The placing system Conco presented featured two four-section Putzmeister MXR 34/38Z Series II Detach placing booms, and two 20-foot (6.1m) TG-10 bolt towers mounted to clamp down mounting bases.
The clamp down mounting bases can be mounted to an existing foundation or structure to freestand without a concrete foundation – ideal for this project as the entire placing system was mounted to the E2 false work.
“The clamp down mounting bases’ cross frame design made for easy mounting of the entire placing system,” comments Gary Brandt of Conco.
The clamp down mounting base can be used with only the pedestal or tower heights up to 80 feet (24m).
With the placing system chosen, Conco, in early December 2008, was ready to place 1,968 cubic yards (1505m3) of concrete for the E2 cap beams.
“The placing systems were transported via barge to the E2 false work,” says Brandt. “Then, both detach placing booms were flown a soaring 100 feet (30m) above the San Francisco Bay using a large barge-mounted crane. They were then positioned on their pedestals that were mounted to the placing towers. This versatile and convenient system is ideal for extreme projects such as this.”

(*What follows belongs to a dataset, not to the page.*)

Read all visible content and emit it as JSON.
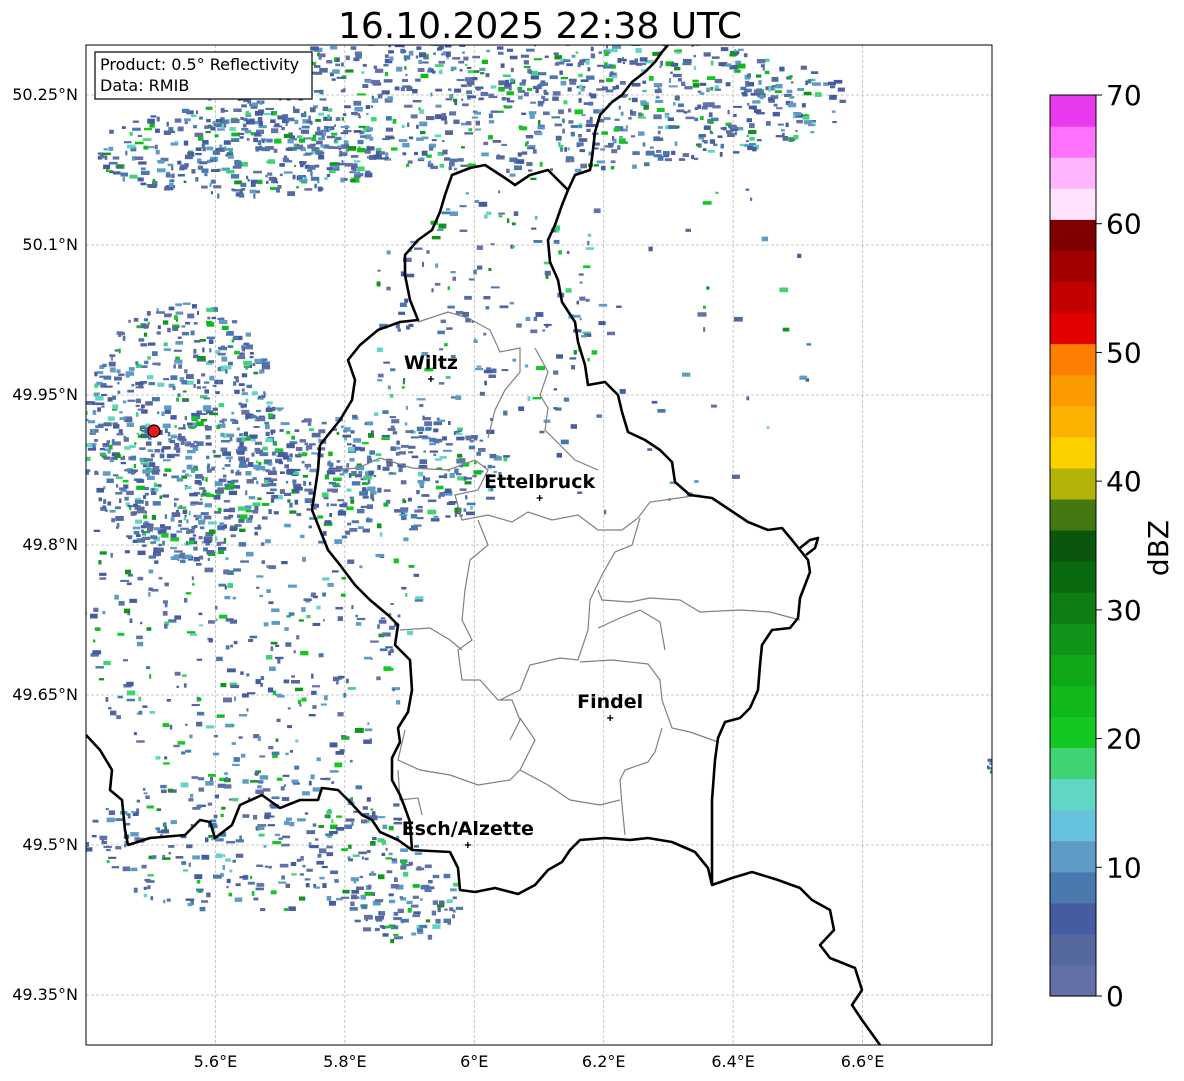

“The biggest challenge of this project was getting the concrete up to the two placing booms for the E2 cap beam because the ready mix trucks were located 800 feet (244m) away on the previously constructed Skyway portion of the bridge,” notes Davidson.
“Conco and American Bridge/Fluor JV worked together to devise the best method for getting the concrete up to the placing booms,” adds Brandt. “We had two five-inch (127mm) delivery lines traveling approximately 400 feet (122m) horizontally across the Skyway portion of the bridge, then dropping 45 feet (14m) vertically, maneuvering 140 feet (43m) across a temporary pedestrian/pumping/cooling line bridge, and finally going out onto the E2 false work, where the two placing systems resided.”
As Davidson explains, another challenge came into play for the concrete placement of the E2 cap beam, “Self-consolidating concrete (SCC) was used for the E2 cap beam. Depending on the mix design and density of reinforcing steel, the concrete mix will only flow a certain distance at which point it starts to segregate. A consistent delivery rate is critical with SCC because of its thixotropic nature. After batching the concrete it needs to stay moving in order for it to maintain its flowability. Once it stops flowing or loses energy, it takes energy to get it flowing again.
“The concrete batch plant was located in San Francisco, so the ready mix trucks had to travel across the existing bridge, the main artery into the City, to get to the place of discharge. Because placing the SCC was time critical, the pour occurred on a Friday night and into Saturday, so we could avoid as much as possible, the heavy traffic and still maintain a consistent concrete delivery rate.”
Conco placed about 110 cubic yards (268m3) of concrete per pour per placing boom on the monolithic pour. The concrete placement started on December 5, 2008 at 10 p.m. and continued until approximately noon on Saturday, December 6, 2008.
“The placing booms were a critical element to placing the SCC mix at the end of the cap beam by using their horizontal reach of 108' 7" (33.10m) and their flexible Multi-Z boom design formations,” adds Davidson. “In addition, the placing booms did not overload the falsework on which they were mounted.”
Designed to withstand major earthquakes, the SCC mix, provided by Cemex, had a minimum compressive strength of 8,700 psi (60 MPa). It was chosen primarily for its high slump and high flowability as well as its strength.
According to both Brandt and Davidson, their well thought out placing and delivery line system methods prevented them from encountering any holdups during concrete placement times.